#### The problem:
Every line below must be copied as written, except for pictures.

━━━━━ Supplied information

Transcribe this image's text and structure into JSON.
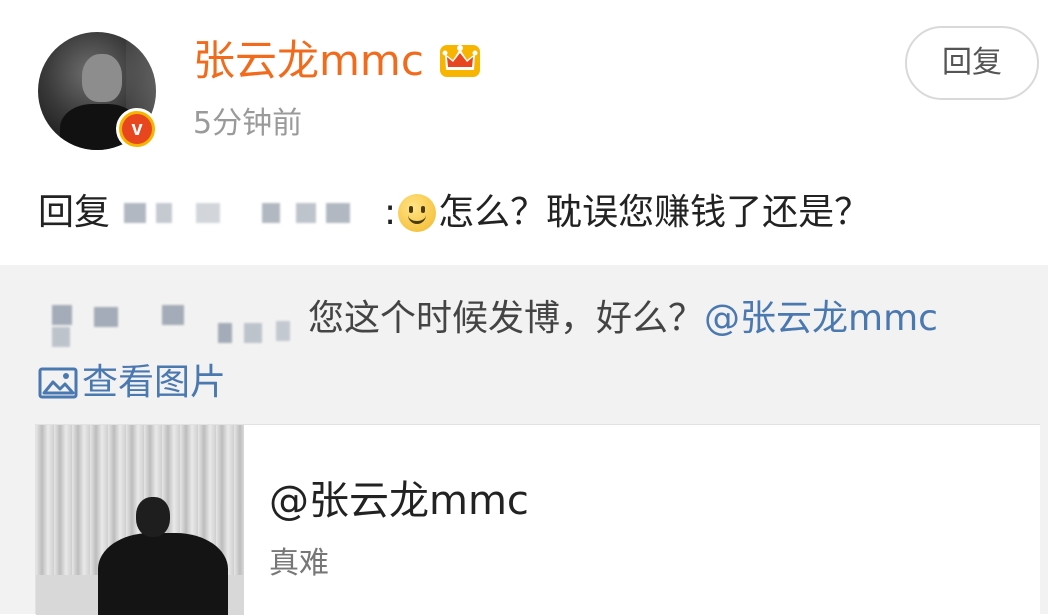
{
  "comment": {
    "username": "张云龙mmc",
    "timestamp": "5分钟前",
    "reply_button_label": "回复",
    "reply_prefix": "回复",
    "reply_colon": ":",
    "reply_text": "怎么？耽误您赚钱了还是？",
    "badge_letter": "v",
    "icons": {
      "avatar": "avatar-photo",
      "verified": "verified-v-badge-icon",
      "crown": "crown-icon",
      "emoji": "smile-emoji-icon"
    },
    "colors": {
      "username": "#f26b1d",
      "verified_badge": "#e8461f",
      "link": "#4a78b0"
    }
  },
  "quoted": {
    "text": "您这个时候发博，好么？",
    "mention": "@张云龙mmc",
    "view_images_label": "查看图片",
    "view_images_icon": "image-icon"
  },
  "card": {
    "title": "@张云龙mmc",
    "subtitle": "真难",
    "thumbnail_icon": "photo-thumbnail"
  }
}
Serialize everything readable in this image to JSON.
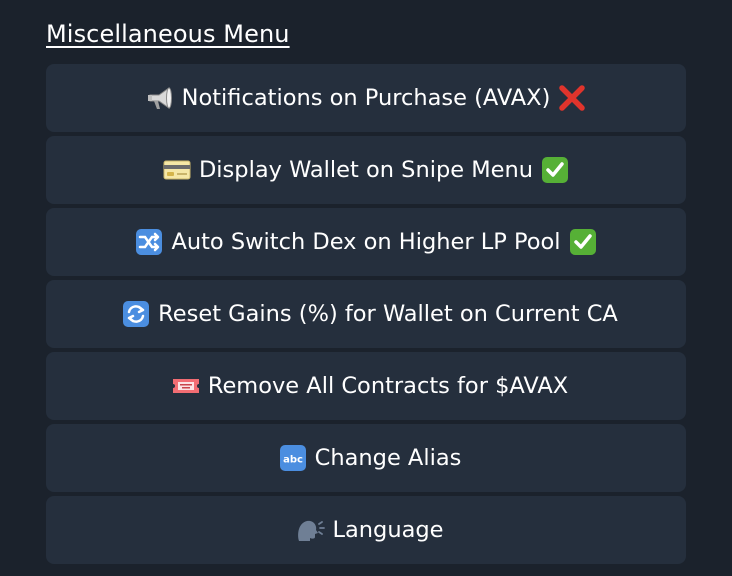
{
  "menu": {
    "title": "Miscellaneous Menu",
    "items": [
      {
        "label": "Notifications on Purchase (AVAX)",
        "icon": "megaphone-icon",
        "status_icon": "cross-mark-icon"
      },
      {
        "label": "Display Wallet on Snipe Menu",
        "icon": "credit-card-icon",
        "status_icon": "check-mark-icon"
      },
      {
        "label": "Auto Switch Dex on Higher LP Pool",
        "icon": "shuffle-icon",
        "status_icon": "check-mark-icon"
      },
      {
        "label": "Reset Gains (%) for Wallet on Current CA",
        "icon": "refresh-icon"
      },
      {
        "label": "Remove All Contracts for $AVAX",
        "icon": "ticket-icon"
      },
      {
        "label": "Change Alias",
        "icon": "abc-icon"
      },
      {
        "label": "Language",
        "icon": "speaking-head-icon"
      }
    ]
  },
  "colors": {
    "background": "#1b222c",
    "button": "#252f3d",
    "text": "#ffffff",
    "cross": "#e0342c",
    "check": "#56b036",
    "blue_icon": "#4b8ee0"
  }
}
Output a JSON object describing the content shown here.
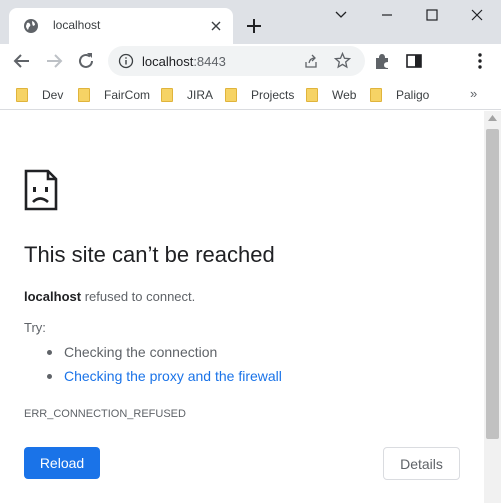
{
  "tab": {
    "title": "localhost",
    "favicon": "globe-icon"
  },
  "omnibox": {
    "host": "localhost",
    "port": ":8443"
  },
  "bookmarks": [
    {
      "label": "Dev"
    },
    {
      "label": "FairCom"
    },
    {
      "label": "JIRA"
    },
    {
      "label": "Projects"
    },
    {
      "label": "Web"
    },
    {
      "label": "Paligo"
    }
  ],
  "bookmarks_more": "»",
  "error": {
    "title": "This site can’t be reached",
    "host": "localhost",
    "description_suffix": " refused to connect.",
    "try_label": "Try:",
    "suggestions": [
      {
        "text": "Checking the connection"
      },
      {
        "text": "Checking the proxy and the firewall"
      }
    ],
    "code": "ERR_CONNECTION_REFUSED"
  },
  "buttons": {
    "reload": "Reload",
    "details": "Details"
  },
  "colors": {
    "accent": "#1a73e8",
    "tabstrip": "#dee1e6",
    "folder": "#f6d365"
  }
}
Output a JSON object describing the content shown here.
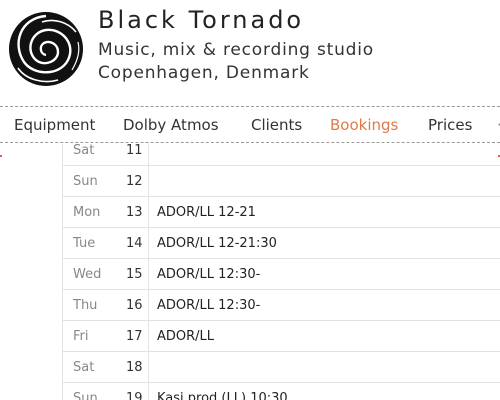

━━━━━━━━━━

#### Task solution:
Transcribe this image's text and structure into JSON.
{
  "comment": {
    "username": "张云龙mmc",
    "timestamp": "5分钟前",
    "reply_button_label": "回复",
    "reply_prefix": "回复",
    "reply_colon": ":",
    "reply_text": "怎么？耽误您赚钱了还是？",
    "badge_letter": "v",
    "icons": {
      "avatar": "avatar-photo",
      "verified": "verified-v-badge-icon",
      "crown": "crown-icon",
      "emoji": "smile-emoji-icon"
    },
    "colors": {
      "username": "#f26b1d",
      "verified_badge": "#e8461f",
      "link": "#4a78b0"
    }
  },
  "quoted": {
    "text": "您这个时候发博，好么？",
    "mention": "@张云龙mmc",
    "view_images_label": "查看图片",
    "view_images_icon": "image-icon"
  },
  "card": {
    "title": "@张云龙mmc",
    "subtitle": "真难",
    "thumbnail_icon": "photo-thumbnail"
  }
}
Serialize everything readable in this image to JSON.
{
  "menu": {
    "title": "Miscellaneous Menu",
    "items": [
      {
        "label": "Notifications on Purchase (AVAX)",
        "icon": "megaphone-icon",
        "status_icon": "cross-mark-icon"
      },
      {
        "label": "Display Wallet on Snipe Menu",
        "icon": "credit-card-icon",
        "status_icon": "check-mark-icon"
      },
      {
        "label": "Auto Switch Dex on Higher LP Pool",
        "icon": "shuffle-icon",
        "status_icon": "check-mark-icon"
      },
      {
        "label": "Reset Gains (%) for Wallet on Current CA",
        "icon": "refresh-icon"
      },
      {
        "label": "Remove All Contracts for $AVAX",
        "icon": "ticket-icon"
      },
      {
        "label": "Change Alias",
        "icon": "abc-icon"
      },
      {
        "label": "Language",
        "icon": "speaking-head-icon"
      }
    ]
  },
  "colors": {
    "background": "#1b222c",
    "button": "#252f3d",
    "text": "#ffffff",
    "cross": "#e0342c",
    "check": "#56b036",
    "blue_icon": "#4b8ee0"
  }
}
Output a JSON object describing the content shown here.
{
  "tab": {
    "title": "localhost",
    "favicon": "globe-icon"
  },
  "omnibox": {
    "host": "localhost",
    "port": ":8443"
  },
  "bookmarks": [
    {
      "label": "Dev"
    },
    {
      "label": "FairCom"
    },
    {
      "label": "JIRA"
    },
    {
      "label": "Projects"
    },
    {
      "label": "Web"
    },
    {
      "label": "Paligo"
    }
  ],
  "bookmarks_more": "»",
  "error": {
    "title": "This site can’t be reached",
    "host": "localhost",
    "description_suffix": " refused to connect.",
    "try_label": "Try:",
    "suggestions": [
      {
        "text": "Checking the connection"
      },
      {
        "text": "Checking the proxy and the firewall"
      }
    ],
    "code": "ERR_CONNECTION_REFUSED"
  },
  "buttons": {
    "reload": "Reload",
    "details": "Details"
  },
  "colors": {
    "accent": "#1a73e8",
    "tabstrip": "#dee1e6",
    "folder": "#f6d365"
  }
}
Output a JSON object describing the content shown here.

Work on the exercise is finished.